Ever since the first JURASSIC PARK released in 1993, I’ve held on to the hope that scientists would make it possible for me to see a real dinosaur in my lifetime. After all, the movie made the science seem so plausible.
In March of 2014, NewsHound had gotten my hopes up further when they posted an article stating that British scientist had successfully cloned a baby Apatosaurus. According to the article scientists had extracted the DNA from an Apatosaurus fossil at a museum. Once collected, the DNA was then injected into an ostrich womb. Dr. Gerrard Jones, a biology professor at LJMU stated, “Ostriches share a lot of genetic traits with dinosaurs, their eggshell microstructures are almost identical to those of the Apatosaurus. That’s why the cloning worked so perfectly.” So it seemed, for a very brief moment, as though we’ve made giant strides towards bringing dinosaurs back for the general public’s viewing pleasure. However, before we start there may be a few things we should look into…
Have We Ever Found Dinosaur DNA?
Let’s start off on a positive note. Although no one has ever come across a blood filled mosquito perfectly preserved in amber from the Jurassic Period, scientists have been able to find dinosaur DNA in preserved soft tissue.
But then we run into other problems…
How Long Does DNA Last?
The first obstacle you’re going to run into is finding viable DNA. DNA has a half-life of 521 years. This means that every 521 years half the bonds found in DNA are broken. So under the absolute best conditions, viable DNA could last up to 6.8 million years. Unfortunately, the dinosaurs went extinct 65 million years ago.
So let’s ignore this pesky time problem for a moment and just pretend we find some almost perfectly preserved DNA with only a few missing pieces. Can’t we just glue it all back together?
Can We Fill in Those DNA Blanks?
In the first film, the park’s scientists filled in the missing pieces of DNA by splicing in the DNA from a frog. Unfortunately, we don’t have an intact dinosaur DNA sequence to tell us where all the missing pieces are. Without this set of instructions or blueprint, we have no way of knowing where everything goes. It would be like someone giving you half the pieces from an Ikea desk and half the pieces from an Ikea bookshelf and expecting you build the desk without any instructions. In the end, you would have something that resembles both the desk and the bookshelf but may not function as either and would be nonreturnable because Ikea has a crappy return policy.
Is There a Suitable Replacement for a Dinosaur Womb?
Dinosaurs were hatched from eggs, and therefore cannot just be implanted into any animal. A dog can’t give birth to a chicken just because you implant an embryo into him. Therefore, you need an egg. In the film, they created plastic eggs.
However in reality these eggs would lack the nutrients a dinosaur embryo requires for development. A chicken egg does not contain the same nutrients as a turtle egg. Therefore, neither would be a suitable host for the other. So until we have an intact fresh dinosaur egg and a way to reproduce the nutrients found in that egg and place them in to a synthetic egg, we are not going to have a suitable receptacle for a dinosaur embryo to develop in.

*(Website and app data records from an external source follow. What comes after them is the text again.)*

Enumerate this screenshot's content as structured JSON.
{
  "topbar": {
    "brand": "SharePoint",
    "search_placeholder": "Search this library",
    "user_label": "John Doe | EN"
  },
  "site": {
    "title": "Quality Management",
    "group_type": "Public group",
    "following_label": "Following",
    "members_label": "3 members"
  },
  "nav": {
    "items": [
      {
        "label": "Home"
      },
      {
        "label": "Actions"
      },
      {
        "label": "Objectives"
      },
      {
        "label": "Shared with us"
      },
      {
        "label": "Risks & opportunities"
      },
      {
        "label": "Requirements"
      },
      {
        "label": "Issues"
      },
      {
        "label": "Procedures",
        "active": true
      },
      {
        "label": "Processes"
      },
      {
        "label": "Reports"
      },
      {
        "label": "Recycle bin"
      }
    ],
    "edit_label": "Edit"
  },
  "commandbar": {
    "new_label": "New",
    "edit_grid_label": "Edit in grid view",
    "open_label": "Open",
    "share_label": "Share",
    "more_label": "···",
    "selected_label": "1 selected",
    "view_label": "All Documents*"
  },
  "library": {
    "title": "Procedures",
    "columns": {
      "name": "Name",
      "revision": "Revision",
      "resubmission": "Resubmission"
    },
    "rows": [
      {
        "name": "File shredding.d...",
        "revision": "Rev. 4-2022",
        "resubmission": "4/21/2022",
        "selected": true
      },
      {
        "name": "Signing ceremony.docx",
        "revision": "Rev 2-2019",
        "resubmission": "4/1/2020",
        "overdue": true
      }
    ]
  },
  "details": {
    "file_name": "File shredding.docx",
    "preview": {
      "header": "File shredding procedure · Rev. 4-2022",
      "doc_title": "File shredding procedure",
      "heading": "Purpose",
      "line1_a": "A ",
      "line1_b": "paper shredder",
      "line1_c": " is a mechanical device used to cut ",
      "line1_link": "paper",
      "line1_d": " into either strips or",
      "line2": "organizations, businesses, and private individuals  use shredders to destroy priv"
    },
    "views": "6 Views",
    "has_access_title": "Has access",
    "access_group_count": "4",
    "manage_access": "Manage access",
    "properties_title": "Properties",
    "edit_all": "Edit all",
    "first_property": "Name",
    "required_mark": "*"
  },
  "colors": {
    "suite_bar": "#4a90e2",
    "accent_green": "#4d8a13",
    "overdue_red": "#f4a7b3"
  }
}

In the end it turned out the NewsHound article that had circled around the internet in chain emails and Facebook posts was just a hoax, and that picture of an Apatosaurus that accompanied the article was actually a baby kangaroo.